- _ASSIGNMENT_: Return each entry below word for word, leaving out any image.

- _Element data from apps and pages_:
»»
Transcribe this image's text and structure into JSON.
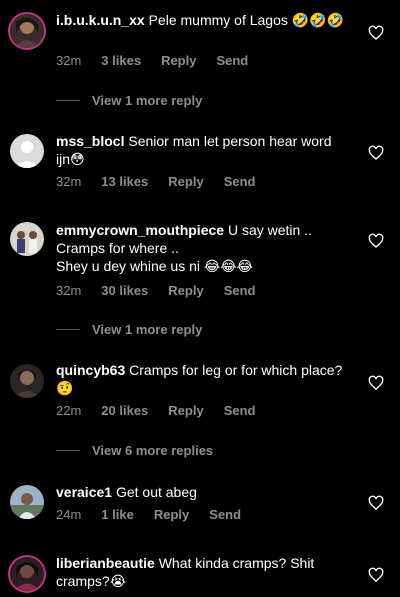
{
  "comments": [
    {
      "username": "i.b.u.k.u.n_xx",
      "text": "Pele mummy of Lagos",
      "emoji": "🤣🤣🤣",
      "time": "32m",
      "likes": "3 likes",
      "reply": "Reply",
      "send": "Send",
      "more_replies": "View 1 more reply"
    },
    {
      "username": "mss_blocl",
      "text": "Senior man let person hear word ijn",
      "emoji": "😳",
      "time": "32m",
      "likes": "13 likes",
      "reply": "Reply",
      "send": "Send"
    },
    {
      "username": "emmycrown_mouthpiece",
      "text": "U say wetin ..",
      "line2": "Cramps for where ..",
      "line3": "Shey u dey whine us ni",
      "emoji": "😂😂😂",
      "time": "32m",
      "likes": "30 likes",
      "reply": "Reply",
      "send": "Send",
      "more_replies": "View 1 more reply"
    },
    {
      "username": "quincyb63",
      "text": "Cramps for leg or for which place?",
      "emoji": "🤨",
      "time": "22m",
      "likes": "20 likes",
      "reply": "Reply",
      "send": "Send",
      "more_replies": "View 6 more replies"
    },
    {
      "username": "veraice1",
      "text": "Get out abeg",
      "time": "24m",
      "likes": "1 like",
      "reply": "Reply",
      "send": "Send"
    },
    {
      "username": "liberianbeautie",
      "text": "What kinda cramps? Shit cramps?",
      "emoji": "😭"
    }
  ],
  "icons": {
    "like": "heart-outline-icon"
  },
  "colors": {
    "background": "#000000",
    "text": "#ffffff",
    "secondary": "#8e8e8e",
    "story_ring": "#c13584"
  }
}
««
- _RESPONSE TO THE TASK_:
Transcribe this image's text and structure into JSON.
{
  "comments": [
    {
      "username": "i.b.u.k.u.n_xx",
      "text": "Pele mummy of Lagos",
      "emoji": "🤣🤣🤣",
      "time": "32m",
      "likes": "3 likes",
      "reply": "Reply",
      "send": "Send",
      "more_replies": "View 1 more reply"
    },
    {
      "username": "mss_blocl",
      "text": "Senior man let person hear word ijn",
      "emoji": "😳",
      "time": "32m",
      "likes": "13 likes",
      "reply": "Reply",
      "send": "Send"
    },
    {
      "username": "emmycrown_mouthpiece",
      "text": "U say wetin ..",
      "line2": "Cramps for where ..",
      "line3": "Shey u dey whine us ni",
      "emoji": "😂😂😂",
      "time": "32m",
      "likes": "30 likes",
      "reply": "Reply",
      "send": "Send",
      "more_replies": "View 1 more reply"
    },
    {
      "username": "quincyb63",
      "text": "Cramps for leg or for which place?",
      "emoji": "🤨",
      "time": "22m",
      "likes": "20 likes",
      "reply": "Reply",
      "send": "Send",
      "more_replies": "View 6 more replies"
    },
    {
      "username": "veraice1",
      "text": "Get out abeg",
      "time": "24m",
      "likes": "1 like",
      "reply": "Reply",
      "send": "Send"
    },
    {
      "username": "liberianbeautie",
      "text": "What kinda cramps? Shit cramps?",
      "emoji": "😭"
    }
  ],
  "icons": {
    "like": "heart-outline-icon"
  },
  "colors": {
    "background": "#000000",
    "text": "#ffffff",
    "secondary": "#8e8e8e",
    "story_ring": "#c13584"
  }
}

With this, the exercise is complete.